Given information >>

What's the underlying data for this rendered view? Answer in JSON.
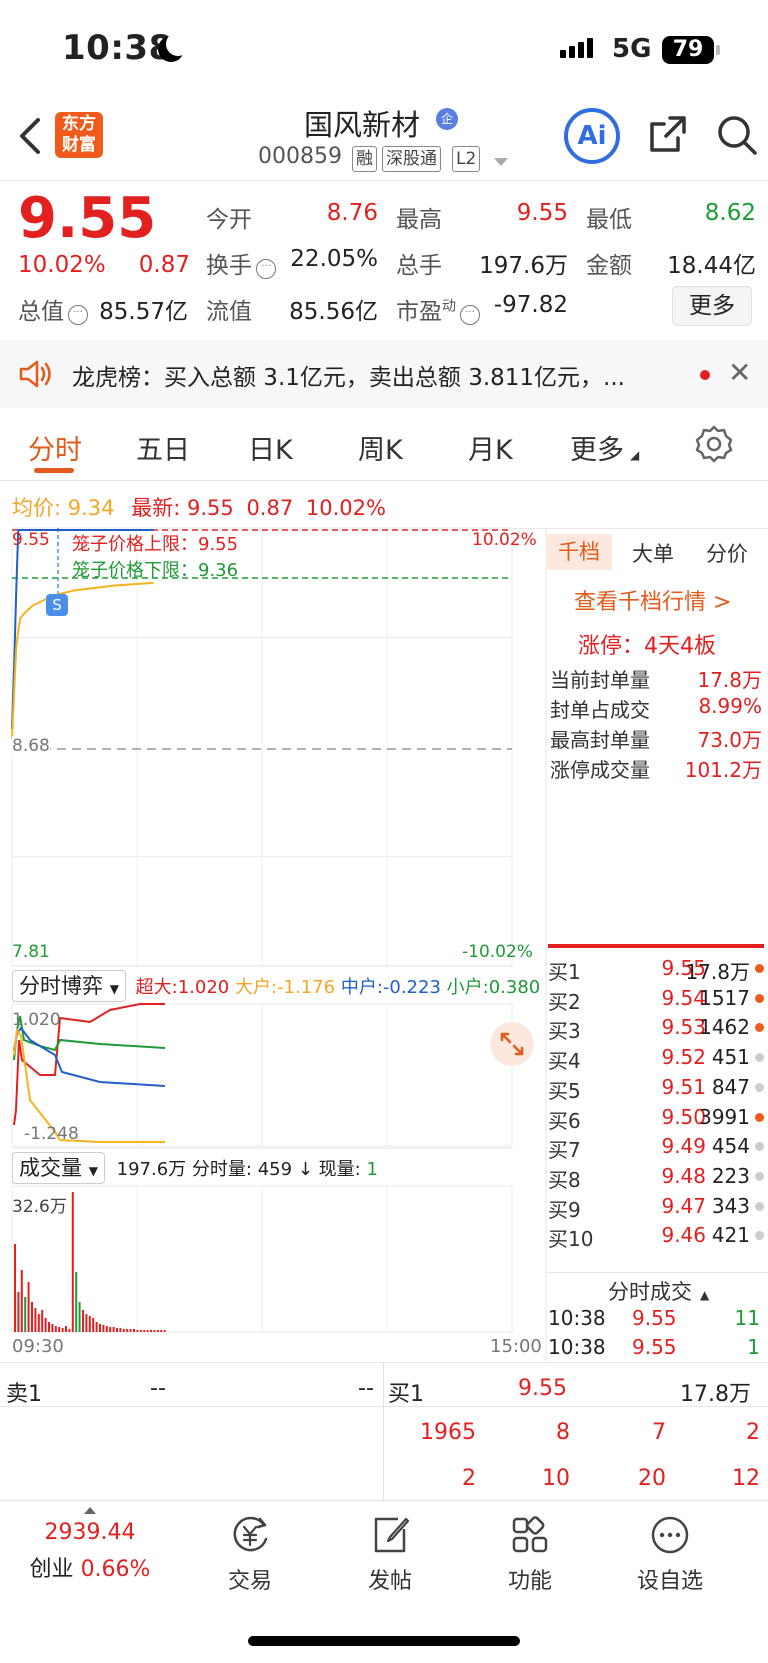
{
  "status": {
    "time": "10:38",
    "network": "5G",
    "battery": "79"
  },
  "header": {
    "logo_line1": "东方",
    "logo_line2": "财富",
    "name": "国风新材",
    "name_badge": "企",
    "code": "000859",
    "tags": [
      "融",
      "深股通",
      "L2"
    ],
    "ai_label": "Ai"
  },
  "quote": {
    "price": "9.55",
    "change_pct": "10.02%",
    "change": "0.87",
    "labels": {
      "open": "今开",
      "high": "最高",
      "low": "最低",
      "turnover": "换手",
      "volume": "总手",
      "amount": "金额",
      "mktcap": "总值",
      "float": "流值",
      "pe": "市盈",
      "pe_sup": "动"
    },
    "open": "8.76",
    "high": "9.55",
    "low": "8.62",
    "turnover": "22.05%",
    "volume": "197.6万",
    "amount": "18.44亿",
    "mktcap": "85.57亿",
    "float": "85.56亿",
    "pe": "-97.82",
    "more": "更多"
  },
  "news": {
    "text": "龙虎榜：买入总额 3.1亿元，卖出总额 3.811亿元，..."
  },
  "tabs": [
    "分时",
    "五日",
    "日K",
    "周K",
    "月K",
    "更多"
  ],
  "chart_info": {
    "avg_label": "均价:",
    "avg": "9.34",
    "last_label": "最新:",
    "last": "9.55",
    "chg": "0.87",
    "pct": "10.02%"
  },
  "chart_data": {
    "type": "line",
    "title": "",
    "y_labels": {
      "top": "9.55",
      "mid": "8.68",
      "bottom": "7.81",
      "top_pct": "10.02%",
      "bottom_pct": "-10.02%"
    },
    "cage_upper": "笼子价格上限：9.55",
    "cage_lower": "笼子价格下限：9.36",
    "x_labels": [
      "09:30",
      "15:00"
    ],
    "ylim": [
      7.81,
      9.55
    ],
    "series": [
      {
        "name": "价格",
        "color": "#2060c8",
        "x": [
          "09:30",
          "09:31",
          "09:32",
          "09:33",
          "09:34",
          "09:35",
          "09:36",
          "09:40",
          "09:45",
          "09:50",
          "10:00",
          "10:10",
          "10:20",
          "10:38"
        ],
        "values": [
          8.76,
          9.0,
          9.3,
          9.55,
          9.55,
          9.55,
          9.55,
          9.55,
          9.55,
          9.55,
          9.55,
          9.55,
          9.55,
          9.55
        ]
      },
      {
        "name": "均价",
        "color": "#f5b31e",
        "x": [
          "09:30",
          "09:31",
          "09:32",
          "09:33",
          "09:34",
          "09:35",
          "09:36",
          "09:40",
          "09:45",
          "09:50",
          "10:00",
          "10:10",
          "10:20",
          "10:38"
        ],
        "values": [
          8.72,
          8.9,
          9.08,
          9.15,
          9.2,
          9.21,
          9.22,
          9.25,
          9.27,
          9.29,
          9.31,
          9.32,
          9.33,
          9.34
        ]
      }
    ],
    "marker_s": "S"
  },
  "right_panel": {
    "tabs": [
      "千档",
      "大单",
      "分价"
    ],
    "link": "查看千档行情 >",
    "limit_up": "涨停：4天4板",
    "rows": [
      {
        "label": "当前封单量",
        "value": "17.8万"
      },
      {
        "label": "封单占成交",
        "value": "8.99%"
      },
      {
        "label": "最高封单量",
        "value": "73.0万"
      },
      {
        "label": "涨停成交量",
        "value": "101.2万"
      }
    ],
    "bids": [
      {
        "name": "买1",
        "price": "9.55",
        "qty": "17.8万",
        "dot": "#f05a1a"
      },
      {
        "name": "买2",
        "price": "9.54",
        "qty": "1517",
        "dot": "#f05a1a"
      },
      {
        "name": "买3",
        "price": "9.53",
        "qty": "1462",
        "dot": "#f05a1a"
      },
      {
        "name": "买4",
        "price": "9.52",
        "qty": "451",
        "dot": "#cccccc"
      },
      {
        "name": "买5",
        "price": "9.51",
        "qty": "847",
        "dot": "#cccccc"
      },
      {
        "name": "买6",
        "price": "9.50",
        "qty": "3991",
        "dot": "#f05a1a"
      },
      {
        "name": "买7",
        "price": "9.49",
        "qty": "454",
        "dot": "#cccccc"
      },
      {
        "name": "买8",
        "price": "9.48",
        "qty": "223",
        "dot": "#cccccc"
      },
      {
        "name": "买9",
        "price": "9.47",
        "qty": "343",
        "dot": "#cccccc"
      },
      {
        "name": "买10",
        "price": "9.46",
        "qty": "421",
        "dot": "#cccccc"
      }
    ],
    "ticks_title": "分时成交",
    "ticks": [
      {
        "time": "10:38",
        "price": "9.55",
        "vol": "11"
      },
      {
        "time": "10:38",
        "price": "9.55",
        "vol": "1"
      }
    ]
  },
  "indicator": {
    "select": "分时博弈",
    "super": "超大:1.020",
    "big": "大户:-1.176",
    "mid": "中户:-0.223",
    "small": "小户:0.380",
    "y_top": "1.020",
    "y_bottom": "-1.248"
  },
  "volume": {
    "select": "成交量",
    "total": "197.6万",
    "period_label": "分时量:",
    "period": "459",
    "arrow": "↓",
    "now_label": "现量:",
    "now": "1",
    "y_top": "32.6万"
  },
  "orderbook": {
    "sell1_label": "卖1",
    "sell1_price": "--",
    "sell1_qty": "--",
    "buy1_label": "买1",
    "buy1_price": "9.55",
    "buy1_qty": "17.8万",
    "row1": [
      "1965",
      "8",
      "7",
      "2"
    ],
    "row2": [
      "2",
      "10",
      "20",
      "12"
    ]
  },
  "bottom_nav": {
    "index_value": "2939.44",
    "index_name": "创业",
    "index_pct": "0.66%",
    "items": [
      "交易",
      "发帖",
      "功能",
      "设自选"
    ]
  }
}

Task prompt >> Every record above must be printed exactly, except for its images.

Written solution >>
What's the underlying data for this rendered view? Answer in JSON.
{
  "status": {
    "time": "10:38",
    "network": "5G",
    "battery": "79"
  },
  "header": {
    "logo_line1": "东方",
    "logo_line2": "财富",
    "name": "国风新材",
    "name_badge": "企",
    "code": "000859",
    "tags": [
      "融",
      "深股通",
      "L2"
    ],
    "ai_label": "Ai"
  },
  "quote": {
    "price": "9.55",
    "change_pct": "10.02%",
    "change": "0.87",
    "labels": {
      "open": "今开",
      "high": "最高",
      "low": "最低",
      "turnover": "换手",
      "volume": "总手",
      "amount": "金额",
      "mktcap": "总值",
      "float": "流值",
      "pe": "市盈",
      "pe_sup": "动"
    },
    "open": "8.76",
    "high": "9.55",
    "low": "8.62",
    "turnover": "22.05%",
    "volume": "197.6万",
    "amount": "18.44亿",
    "mktcap": "85.57亿",
    "float": "85.56亿",
    "pe": "-97.82",
    "more": "更多"
  },
  "news": {
    "text": "龙虎榜：买入总额 3.1亿元，卖出总额 3.811亿元，..."
  },
  "tabs": [
    "分时",
    "五日",
    "日K",
    "周K",
    "月K",
    "更多"
  ],
  "chart_info": {
    "avg_label": "均价:",
    "avg": "9.34",
    "last_label": "最新:",
    "last": "9.55",
    "chg": "0.87",
    "pct": "10.02%"
  },
  "chart_data": {
    "type": "line",
    "title": "",
    "y_labels": {
      "top": "9.55",
      "mid": "8.68",
      "bottom": "7.81",
      "top_pct": "10.02%",
      "bottom_pct": "-10.02%"
    },
    "cage_upper": "笼子价格上限：9.55",
    "cage_lower": "笼子价格下限：9.36",
    "x_labels": [
      "09:30",
      "15:00"
    ],
    "ylim": [
      7.81,
      9.55
    ],
    "series": [
      {
        "name": "价格",
        "color": "#2060c8",
        "x": [
          "09:30",
          "09:31",
          "09:32",
          "09:33",
          "09:34",
          "09:35",
          "09:36",
          "09:40",
          "09:45",
          "09:50",
          "10:00",
          "10:10",
          "10:20",
          "10:38"
        ],
        "values": [
          8.76,
          9.0,
          9.3,
          9.55,
          9.55,
          9.55,
          9.55,
          9.55,
          9.55,
          9.55,
          9.55,
          9.55,
          9.55,
          9.55
        ]
      },
      {
        "name": "均价",
        "color": "#f5b31e",
        "x": [
          "09:30",
          "09:31",
          "09:32",
          "09:33",
          "09:34",
          "09:35",
          "09:36",
          "09:40",
          "09:45",
          "09:50",
          "10:00",
          "10:10",
          "10:20",
          "10:38"
        ],
        "values": [
          8.72,
          8.9,
          9.08,
          9.15,
          9.2,
          9.21,
          9.22,
          9.25,
          9.27,
          9.29,
          9.31,
          9.32,
          9.33,
          9.34
        ]
      }
    ],
    "marker_s": "S"
  },
  "right_panel": {
    "tabs": [
      "千档",
      "大单",
      "分价"
    ],
    "link": "查看千档行情 >",
    "limit_up": "涨停：4天4板",
    "rows": [
      {
        "label": "当前封单量",
        "value": "17.8万"
      },
      {
        "label": "封单占成交",
        "value": "8.99%"
      },
      {
        "label": "最高封单量",
        "value": "73.0万"
      },
      {
        "label": "涨停成交量",
        "value": "101.2万"
      }
    ],
    "bids": [
      {
        "name": "买1",
        "price": "9.55",
        "qty": "17.8万",
        "dot": "#f05a1a"
      },
      {
        "name": "买2",
        "price": "9.54",
        "qty": "1517",
        "dot": "#f05a1a"
      },
      {
        "name": "买3",
        "price": "9.53",
        "qty": "1462",
        "dot": "#f05a1a"
      },
      {
        "name": "买4",
        "price": "9.52",
        "qty": "451",
        "dot": "#cccccc"
      },
      {
        "name": "买5",
        "price": "9.51",
        "qty": "847",
        "dot": "#cccccc"
      },
      {
        "name": "买6",
        "price": "9.50",
        "qty": "3991",
        "dot": "#f05a1a"
      },
      {
        "name": "买7",
        "price": "9.49",
        "qty": "454",
        "dot": "#cccccc"
      },
      {
        "name": "买8",
        "price": "9.48",
        "qty": "223",
        "dot": "#cccccc"
      },
      {
        "name": "买9",
        "price": "9.47",
        "qty": "343",
        "dot": "#cccccc"
      },
      {
        "name": "买10",
        "price": "9.46",
        "qty": "421",
        "dot": "#cccccc"
      }
    ],
    "ticks_title": "分时成交",
    "ticks": [
      {
        "time": "10:38",
        "price": "9.55",
        "vol": "11"
      },
      {
        "time": "10:38",
        "price": "9.55",
        "vol": "1"
      }
    ]
  },
  "indicator": {
    "select": "分时博弈",
    "super": "超大:1.020",
    "big": "大户:-1.176",
    "mid": "中户:-0.223",
    "small": "小户:0.380",
    "y_top": "1.020",
    "y_bottom": "-1.248"
  },
  "volume": {
    "select": "成交量",
    "total": "197.6万",
    "period_label": "分时量:",
    "period": "459",
    "arrow": "↓",
    "now_label": "现量:",
    "now": "1",
    "y_top": "32.6万"
  },
  "orderbook": {
    "sell1_label": "卖1",
    "sell1_price": "--",
    "sell1_qty": "--",
    "buy1_label": "买1",
    "buy1_price": "9.55",
    "buy1_qty": "17.8万",
    "row1": [
      "1965",
      "8",
      "7",
      "2"
    ],
    "row2": [
      "2",
      "10",
      "20",
      "12"
    ]
  },
  "bottom_nav": {
    "index_value": "2939.44",
    "index_name": "创业",
    "index_pct": "0.66%",
    "items": [
      "交易",
      "发帖",
      "功能",
      "设自选"
    ]
  }
}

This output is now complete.